:: DATA ::
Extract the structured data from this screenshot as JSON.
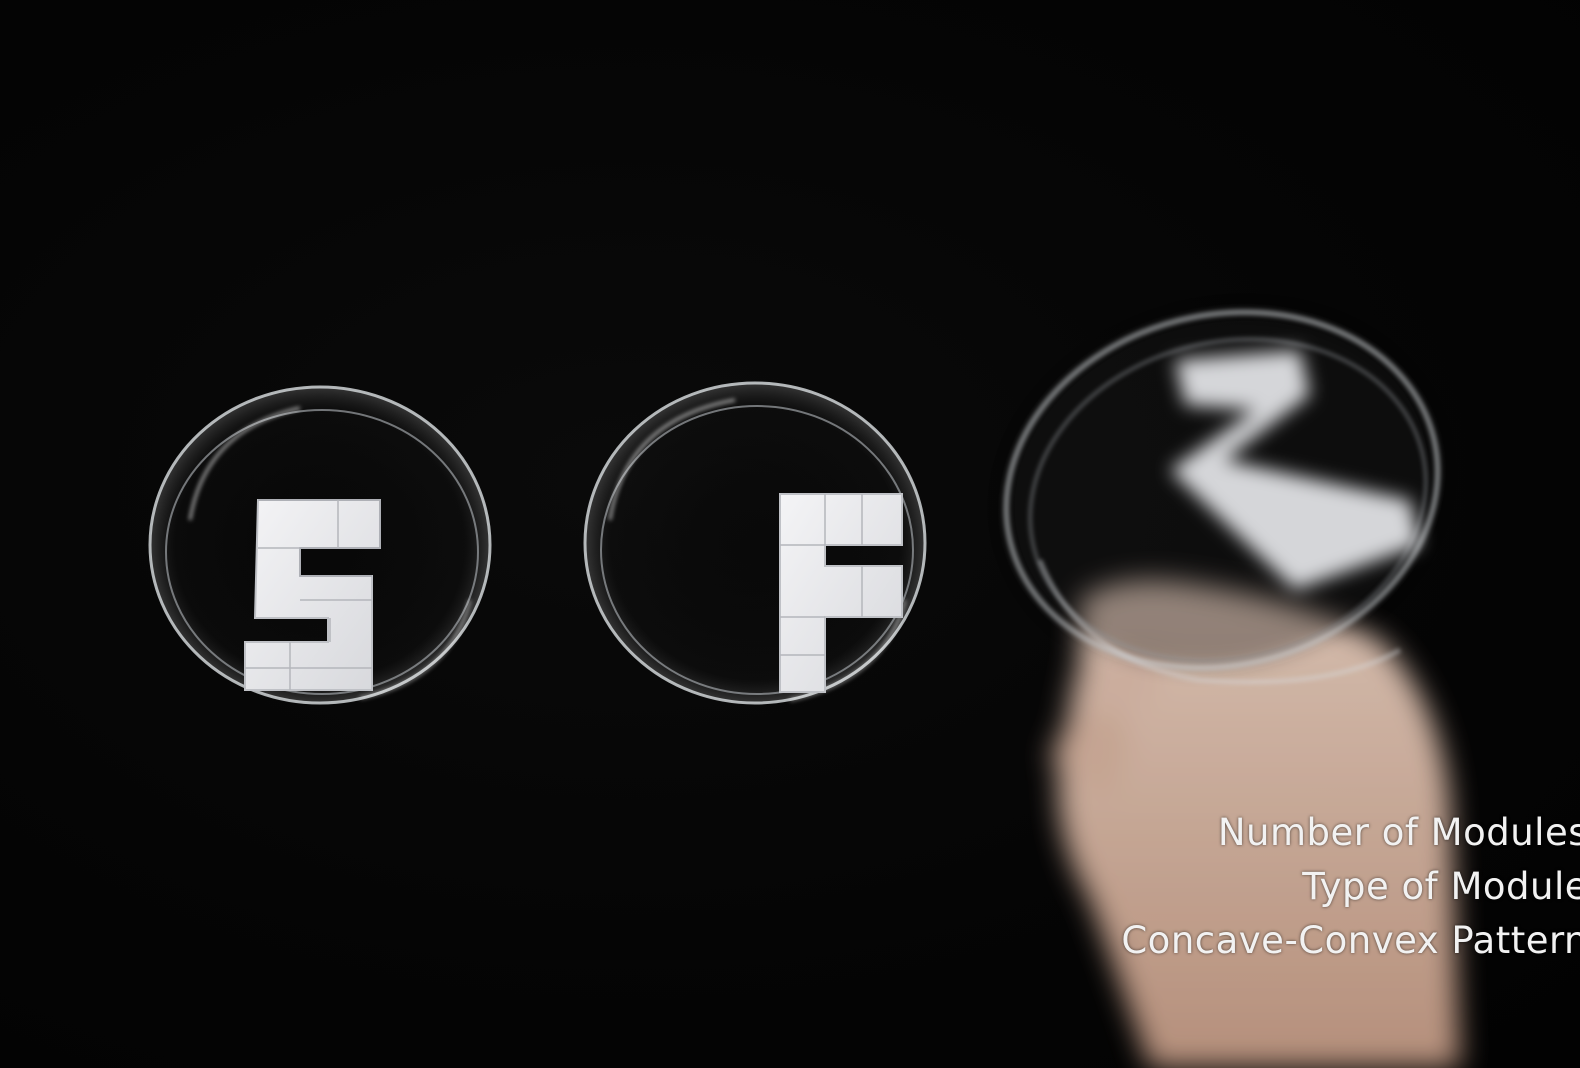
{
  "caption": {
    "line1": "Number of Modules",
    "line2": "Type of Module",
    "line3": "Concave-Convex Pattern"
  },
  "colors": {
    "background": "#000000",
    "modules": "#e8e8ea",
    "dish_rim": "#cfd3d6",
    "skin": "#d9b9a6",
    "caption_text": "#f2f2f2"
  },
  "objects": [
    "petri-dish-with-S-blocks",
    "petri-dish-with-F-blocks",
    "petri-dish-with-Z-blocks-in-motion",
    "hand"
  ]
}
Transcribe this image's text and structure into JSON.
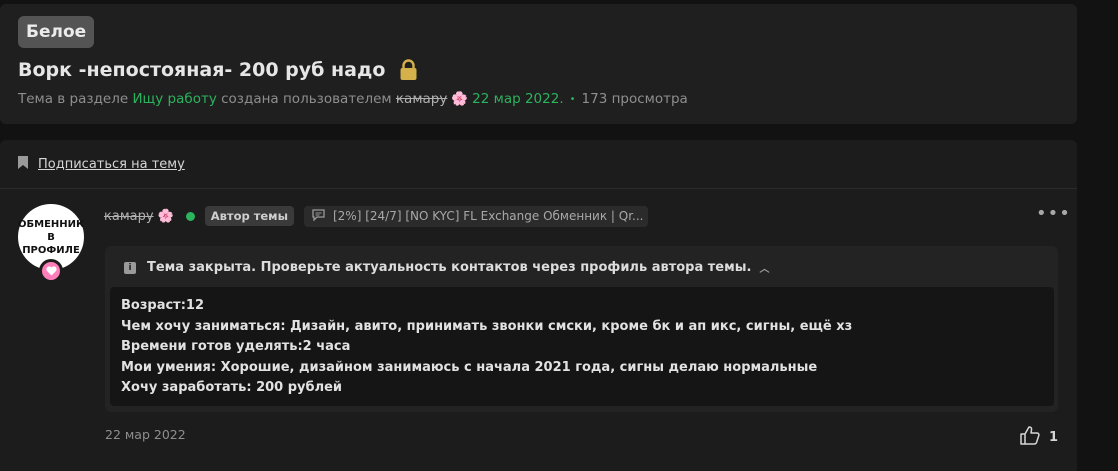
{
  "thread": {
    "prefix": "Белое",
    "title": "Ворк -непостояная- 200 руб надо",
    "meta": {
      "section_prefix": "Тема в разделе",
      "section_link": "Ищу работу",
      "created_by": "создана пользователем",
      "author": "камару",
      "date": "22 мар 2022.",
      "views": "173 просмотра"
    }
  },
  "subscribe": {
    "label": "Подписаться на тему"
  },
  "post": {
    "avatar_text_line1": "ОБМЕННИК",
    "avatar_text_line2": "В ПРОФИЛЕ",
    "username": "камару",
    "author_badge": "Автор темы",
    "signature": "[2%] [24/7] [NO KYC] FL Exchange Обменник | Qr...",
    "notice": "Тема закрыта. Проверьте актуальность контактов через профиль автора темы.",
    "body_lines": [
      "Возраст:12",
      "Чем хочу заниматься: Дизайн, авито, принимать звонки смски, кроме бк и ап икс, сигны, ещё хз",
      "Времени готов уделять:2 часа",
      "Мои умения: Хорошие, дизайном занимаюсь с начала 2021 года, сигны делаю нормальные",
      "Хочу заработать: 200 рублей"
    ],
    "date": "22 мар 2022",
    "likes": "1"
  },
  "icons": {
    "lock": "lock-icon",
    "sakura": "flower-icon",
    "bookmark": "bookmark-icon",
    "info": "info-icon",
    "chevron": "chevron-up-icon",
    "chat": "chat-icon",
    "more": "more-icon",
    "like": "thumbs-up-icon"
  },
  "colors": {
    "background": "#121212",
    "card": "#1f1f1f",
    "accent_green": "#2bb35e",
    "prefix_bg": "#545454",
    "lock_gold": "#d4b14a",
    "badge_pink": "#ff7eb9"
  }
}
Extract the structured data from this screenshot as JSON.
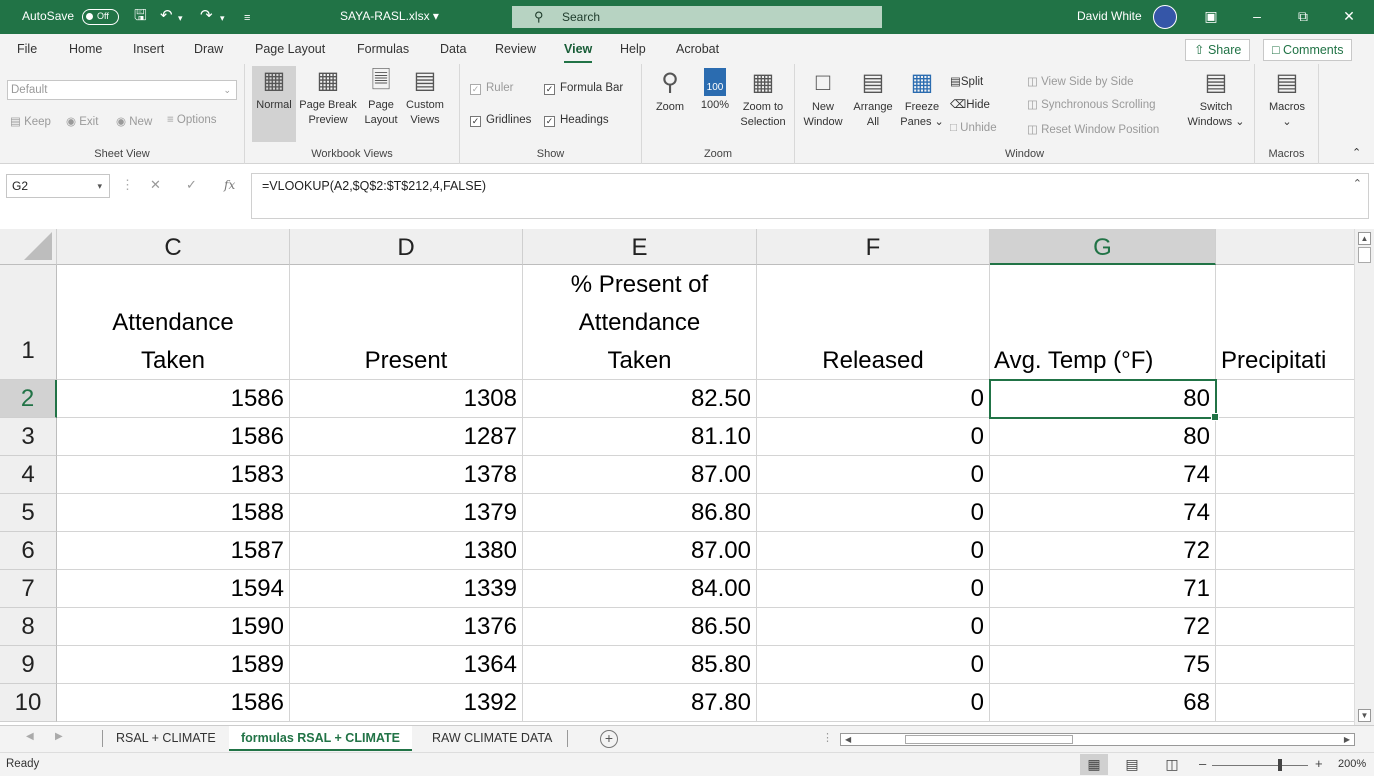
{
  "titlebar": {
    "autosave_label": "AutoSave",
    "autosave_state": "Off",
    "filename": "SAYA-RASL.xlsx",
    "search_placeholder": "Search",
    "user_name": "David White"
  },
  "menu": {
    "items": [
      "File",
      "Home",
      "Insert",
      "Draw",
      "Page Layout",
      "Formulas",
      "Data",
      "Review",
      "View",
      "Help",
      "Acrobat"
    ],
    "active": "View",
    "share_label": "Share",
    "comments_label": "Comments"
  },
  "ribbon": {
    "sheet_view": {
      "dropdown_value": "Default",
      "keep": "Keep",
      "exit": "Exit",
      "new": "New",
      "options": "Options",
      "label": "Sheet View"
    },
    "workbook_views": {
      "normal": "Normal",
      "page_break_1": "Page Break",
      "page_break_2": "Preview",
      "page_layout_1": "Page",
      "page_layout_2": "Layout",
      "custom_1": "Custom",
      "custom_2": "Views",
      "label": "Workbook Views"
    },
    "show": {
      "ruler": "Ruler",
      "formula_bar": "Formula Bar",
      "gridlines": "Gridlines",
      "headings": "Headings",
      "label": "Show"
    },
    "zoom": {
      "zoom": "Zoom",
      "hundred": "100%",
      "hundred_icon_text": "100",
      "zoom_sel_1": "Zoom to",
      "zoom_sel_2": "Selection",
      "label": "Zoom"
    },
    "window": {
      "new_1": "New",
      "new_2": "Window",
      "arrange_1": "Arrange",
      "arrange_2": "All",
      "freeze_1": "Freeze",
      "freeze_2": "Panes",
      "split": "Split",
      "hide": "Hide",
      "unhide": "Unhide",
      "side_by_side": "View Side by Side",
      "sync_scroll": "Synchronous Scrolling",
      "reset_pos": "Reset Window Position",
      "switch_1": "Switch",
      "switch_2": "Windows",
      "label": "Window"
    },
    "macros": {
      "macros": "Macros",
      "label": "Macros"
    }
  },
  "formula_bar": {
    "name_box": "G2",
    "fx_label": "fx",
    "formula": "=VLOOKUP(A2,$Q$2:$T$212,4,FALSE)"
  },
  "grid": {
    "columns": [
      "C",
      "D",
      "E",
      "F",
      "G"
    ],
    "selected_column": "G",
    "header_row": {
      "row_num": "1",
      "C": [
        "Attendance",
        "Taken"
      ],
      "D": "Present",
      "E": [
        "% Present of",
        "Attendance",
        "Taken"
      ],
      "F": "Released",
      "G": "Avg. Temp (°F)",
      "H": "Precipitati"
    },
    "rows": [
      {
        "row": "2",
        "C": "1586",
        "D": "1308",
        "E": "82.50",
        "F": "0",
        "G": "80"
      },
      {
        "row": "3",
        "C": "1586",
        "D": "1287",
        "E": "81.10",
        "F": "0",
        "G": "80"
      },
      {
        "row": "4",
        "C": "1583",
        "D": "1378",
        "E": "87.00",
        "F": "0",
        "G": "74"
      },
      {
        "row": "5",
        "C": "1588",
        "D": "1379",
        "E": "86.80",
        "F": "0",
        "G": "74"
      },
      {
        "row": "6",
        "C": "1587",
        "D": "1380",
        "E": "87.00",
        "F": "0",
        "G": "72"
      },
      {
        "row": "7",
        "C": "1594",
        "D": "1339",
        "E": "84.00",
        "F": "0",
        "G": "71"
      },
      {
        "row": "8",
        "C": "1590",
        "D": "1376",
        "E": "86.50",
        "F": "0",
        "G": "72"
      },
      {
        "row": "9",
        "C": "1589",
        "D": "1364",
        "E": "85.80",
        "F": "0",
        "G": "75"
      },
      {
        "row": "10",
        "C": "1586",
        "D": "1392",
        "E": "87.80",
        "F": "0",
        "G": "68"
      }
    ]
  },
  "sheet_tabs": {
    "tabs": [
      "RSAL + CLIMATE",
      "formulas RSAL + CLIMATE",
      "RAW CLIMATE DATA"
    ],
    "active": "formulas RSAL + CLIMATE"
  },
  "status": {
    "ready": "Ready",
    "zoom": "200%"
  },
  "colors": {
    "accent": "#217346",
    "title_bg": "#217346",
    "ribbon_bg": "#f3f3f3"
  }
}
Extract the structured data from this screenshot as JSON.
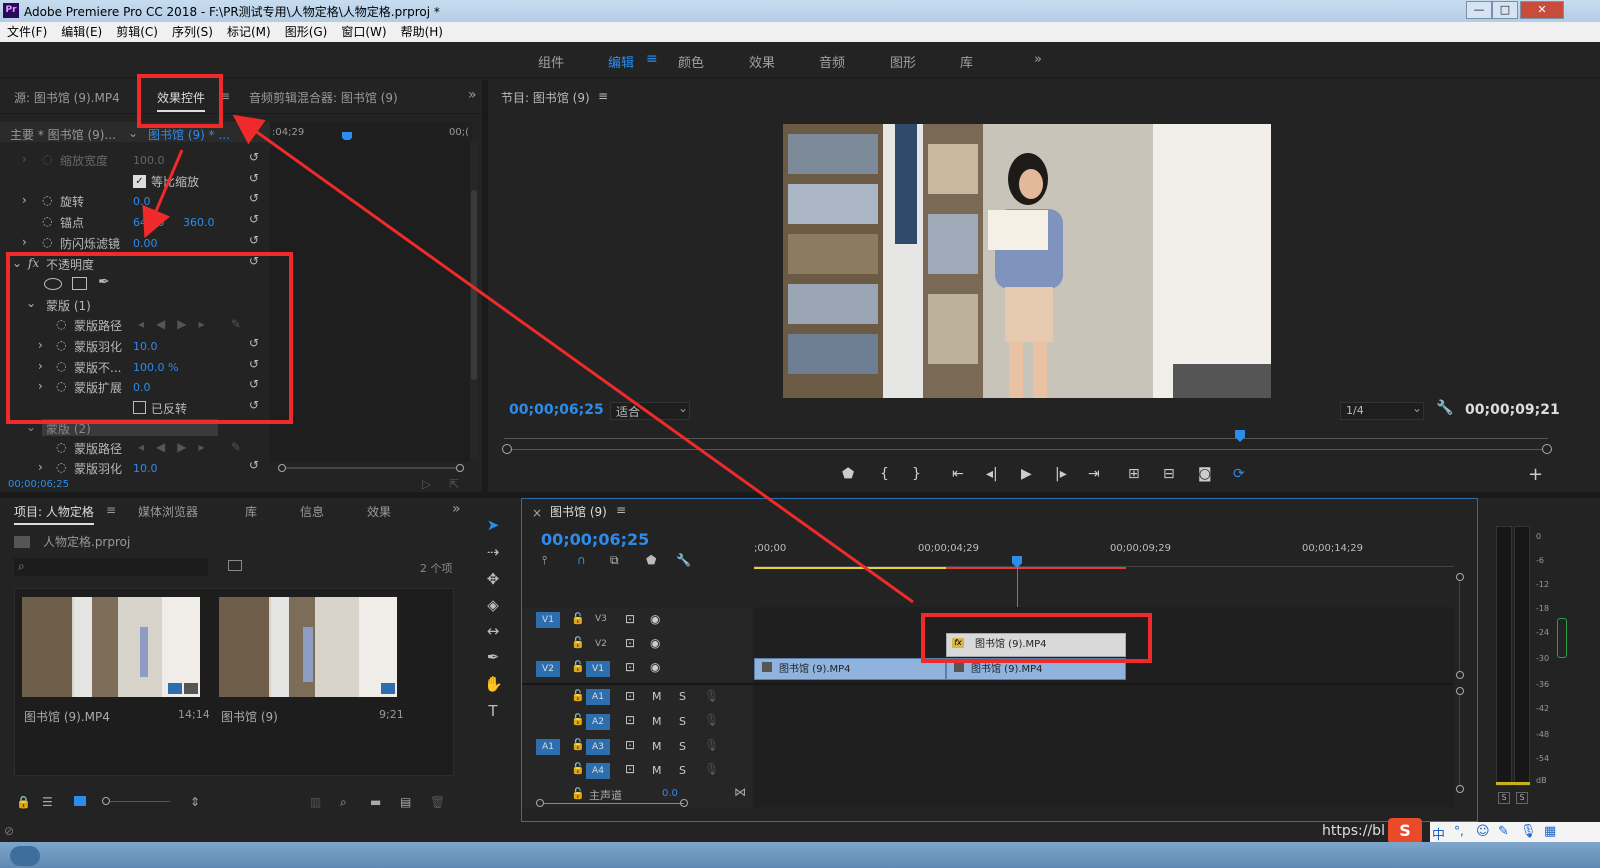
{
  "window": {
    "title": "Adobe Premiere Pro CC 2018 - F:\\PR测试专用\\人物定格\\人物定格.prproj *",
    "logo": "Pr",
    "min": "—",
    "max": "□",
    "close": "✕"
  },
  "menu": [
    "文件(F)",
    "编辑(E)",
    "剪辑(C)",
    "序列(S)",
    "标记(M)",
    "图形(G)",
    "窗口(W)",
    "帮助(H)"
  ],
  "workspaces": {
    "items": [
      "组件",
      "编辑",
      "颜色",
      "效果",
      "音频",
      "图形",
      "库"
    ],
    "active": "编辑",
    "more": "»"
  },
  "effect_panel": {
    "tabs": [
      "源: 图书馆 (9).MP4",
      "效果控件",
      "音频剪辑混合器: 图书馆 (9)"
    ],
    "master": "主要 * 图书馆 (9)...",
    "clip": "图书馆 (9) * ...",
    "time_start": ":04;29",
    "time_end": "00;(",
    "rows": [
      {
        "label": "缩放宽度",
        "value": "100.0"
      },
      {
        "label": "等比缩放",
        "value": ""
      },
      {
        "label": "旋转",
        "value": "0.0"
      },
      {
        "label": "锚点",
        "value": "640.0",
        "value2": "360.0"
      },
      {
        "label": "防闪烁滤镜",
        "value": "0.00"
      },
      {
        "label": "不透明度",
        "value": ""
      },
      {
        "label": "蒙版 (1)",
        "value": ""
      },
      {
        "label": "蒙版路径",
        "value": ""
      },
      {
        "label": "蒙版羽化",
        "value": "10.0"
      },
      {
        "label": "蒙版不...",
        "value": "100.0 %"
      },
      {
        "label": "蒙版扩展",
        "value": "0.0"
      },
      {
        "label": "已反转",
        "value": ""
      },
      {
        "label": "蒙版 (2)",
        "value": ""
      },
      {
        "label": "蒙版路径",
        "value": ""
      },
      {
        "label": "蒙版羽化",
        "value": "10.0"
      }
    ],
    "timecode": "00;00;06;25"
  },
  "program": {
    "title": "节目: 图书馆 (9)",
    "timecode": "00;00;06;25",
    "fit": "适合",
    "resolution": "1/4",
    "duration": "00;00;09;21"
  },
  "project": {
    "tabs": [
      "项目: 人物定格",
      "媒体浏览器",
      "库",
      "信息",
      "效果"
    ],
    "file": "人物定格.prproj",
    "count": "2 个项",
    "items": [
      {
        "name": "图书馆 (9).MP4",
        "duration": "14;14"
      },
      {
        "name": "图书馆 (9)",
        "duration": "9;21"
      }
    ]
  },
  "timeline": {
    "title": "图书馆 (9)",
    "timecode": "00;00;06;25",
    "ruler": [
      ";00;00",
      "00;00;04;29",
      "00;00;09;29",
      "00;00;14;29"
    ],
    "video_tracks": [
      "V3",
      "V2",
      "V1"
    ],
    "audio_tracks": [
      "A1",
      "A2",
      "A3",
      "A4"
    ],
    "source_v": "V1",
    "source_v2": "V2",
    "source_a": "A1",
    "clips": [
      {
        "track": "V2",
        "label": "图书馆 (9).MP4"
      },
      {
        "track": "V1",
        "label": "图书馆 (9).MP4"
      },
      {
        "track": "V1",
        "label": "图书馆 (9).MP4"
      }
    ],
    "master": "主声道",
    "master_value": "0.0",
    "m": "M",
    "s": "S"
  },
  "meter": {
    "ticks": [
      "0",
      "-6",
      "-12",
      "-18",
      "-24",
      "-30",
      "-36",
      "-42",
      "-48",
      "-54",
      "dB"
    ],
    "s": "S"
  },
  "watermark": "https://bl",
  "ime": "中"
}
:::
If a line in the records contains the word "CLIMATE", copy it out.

      "RSAL + CLIMATE",
      "formulas RSAL + CLIMATE",
      "RAW CLIMATE DATA"
    "active": "formulas RSAL + CLIMATE"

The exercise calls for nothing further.